You asked your sister, cousin, and best friend to be bridesmaids, but what roles can other key people in your life—like your good friend from work or your groom's college buddy—play in your wedding? As it turns out, they may be perfectly suited to be ceremony readers. Here are some possibilities for the important job.
Your preteen brother.
At 12, he's too old to be a ring bearer and but too young to be a groomsman. As long as the boy can speak in front of a crowd, this would be a loving choice. Be sure to go over any hard-to-pronounce words with him beforehand.
If you're close to any of your grandparents and want to honor them in a special way—besides giving them a corsage or boutonnière on the wedding day—ask them to be readers. They'll be thrilled! Assign a groomsman to help them up to the podium, if necessary.

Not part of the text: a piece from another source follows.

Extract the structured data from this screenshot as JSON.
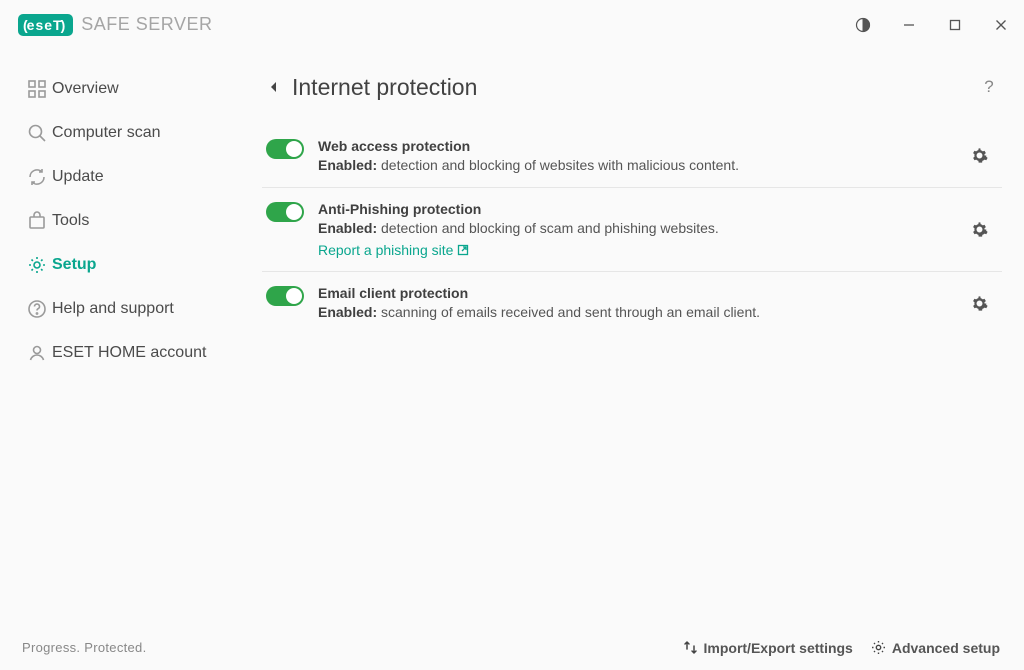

Your mom and his.
Many couples honor their moms by asking them to do readings. It's a way of putting both of these ladies in the spotlight and acknowledging their impact on your lives.
A sibling who's not in the wedding party.
There are lots of reasons why a sibling isn't a bridesmaid or groomsman, such as they live out of town and couldn't take on any bridal party responsibilities or else you weren't having attendants at all, and having a wedding-day-only task suits them better. Or though you two love each other, you frankly aren't that close, but you still want them to have a role in your wedding. Asking them to perform a reading is a nice way to include him or her in the celebration.
Whether it's an aunt or uncle, or family friend, you want to acknowledge the importance of this person in your life since babyhood.
A longtime friend
You've known each other since forever and, though you still feel close, you mostly communicate by text these days. Asking her to do a reading shows she's still deserving of a place in your wedding plans. Your future husband's former college roommate, who he only sees from time to time but still feels a bond with, is a good choice, too.